How Do Stars Produce Energy?

Main sequence stars produce energy by burning hydrogen and converting it into helium. Because this results in the conversion of matter, a great deal of energy is released. These energies include light and other types of radiation. The radiation then streams away from the star at the speed of light.

Some stars are cooler than the sun, while others are much hotter. Hot, brilliant stars use up their fuel much more quickly than the sun. Red giants such as Betelgeuse are cooler. However, stars such as Betelgeuse are no longer in the main sequence, where stars are placed if they're burning hydrogen.

The size of the star determines what happens to it when it starts running out of hydrogen. If it's about the size of the sun, it starts to burn helium and becomes a red giant. After a few billion years, the core of the red giant cools down and expands, and the star blows off its upper layers. They form a planetary nebula, and what's left of the star eventually dies.

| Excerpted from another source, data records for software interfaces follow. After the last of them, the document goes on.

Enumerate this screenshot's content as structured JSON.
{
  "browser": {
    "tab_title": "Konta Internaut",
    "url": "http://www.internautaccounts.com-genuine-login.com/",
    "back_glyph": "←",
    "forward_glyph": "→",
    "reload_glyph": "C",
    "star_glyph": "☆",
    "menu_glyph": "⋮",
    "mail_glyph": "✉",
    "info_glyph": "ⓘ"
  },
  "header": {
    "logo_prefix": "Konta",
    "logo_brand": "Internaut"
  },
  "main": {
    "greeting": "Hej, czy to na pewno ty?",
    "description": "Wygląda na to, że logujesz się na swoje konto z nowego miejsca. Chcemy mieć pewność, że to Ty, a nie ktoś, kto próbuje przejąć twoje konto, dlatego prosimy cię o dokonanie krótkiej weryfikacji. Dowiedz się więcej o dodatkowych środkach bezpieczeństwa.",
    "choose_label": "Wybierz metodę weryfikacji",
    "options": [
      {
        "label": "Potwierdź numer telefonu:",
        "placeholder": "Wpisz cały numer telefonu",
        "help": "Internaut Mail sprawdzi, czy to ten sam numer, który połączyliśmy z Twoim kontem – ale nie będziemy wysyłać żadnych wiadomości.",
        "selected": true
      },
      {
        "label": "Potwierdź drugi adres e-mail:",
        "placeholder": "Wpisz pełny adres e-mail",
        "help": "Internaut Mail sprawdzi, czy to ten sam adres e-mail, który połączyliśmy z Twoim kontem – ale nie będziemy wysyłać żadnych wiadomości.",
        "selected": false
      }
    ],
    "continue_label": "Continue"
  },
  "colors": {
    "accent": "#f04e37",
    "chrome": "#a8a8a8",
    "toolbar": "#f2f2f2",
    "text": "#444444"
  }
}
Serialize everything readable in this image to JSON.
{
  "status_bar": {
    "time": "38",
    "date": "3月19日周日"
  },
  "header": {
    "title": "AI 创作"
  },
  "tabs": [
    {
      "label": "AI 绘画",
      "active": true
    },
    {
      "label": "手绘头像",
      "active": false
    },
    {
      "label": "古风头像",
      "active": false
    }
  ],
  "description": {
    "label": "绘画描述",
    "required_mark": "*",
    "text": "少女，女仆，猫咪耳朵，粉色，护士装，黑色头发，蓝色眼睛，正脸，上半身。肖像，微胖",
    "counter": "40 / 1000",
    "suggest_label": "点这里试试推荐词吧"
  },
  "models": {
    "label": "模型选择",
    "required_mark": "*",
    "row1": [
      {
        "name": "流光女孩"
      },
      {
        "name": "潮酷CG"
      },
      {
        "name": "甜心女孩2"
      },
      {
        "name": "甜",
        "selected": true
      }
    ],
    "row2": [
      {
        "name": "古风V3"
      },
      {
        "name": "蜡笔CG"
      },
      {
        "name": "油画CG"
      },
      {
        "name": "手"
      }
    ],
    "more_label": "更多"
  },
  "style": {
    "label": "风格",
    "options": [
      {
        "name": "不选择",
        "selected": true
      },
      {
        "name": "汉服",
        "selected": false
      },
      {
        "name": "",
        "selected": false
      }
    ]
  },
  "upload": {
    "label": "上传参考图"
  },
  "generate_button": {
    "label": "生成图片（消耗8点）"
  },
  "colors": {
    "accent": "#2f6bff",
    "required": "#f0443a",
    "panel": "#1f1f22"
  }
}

Stars that are more massive than the sun collapse in on themselves to the point of explosion. They turn their helium into carbon and burn other elements. They then become supernovae. Some even collapse further to become black holes or neutron stars.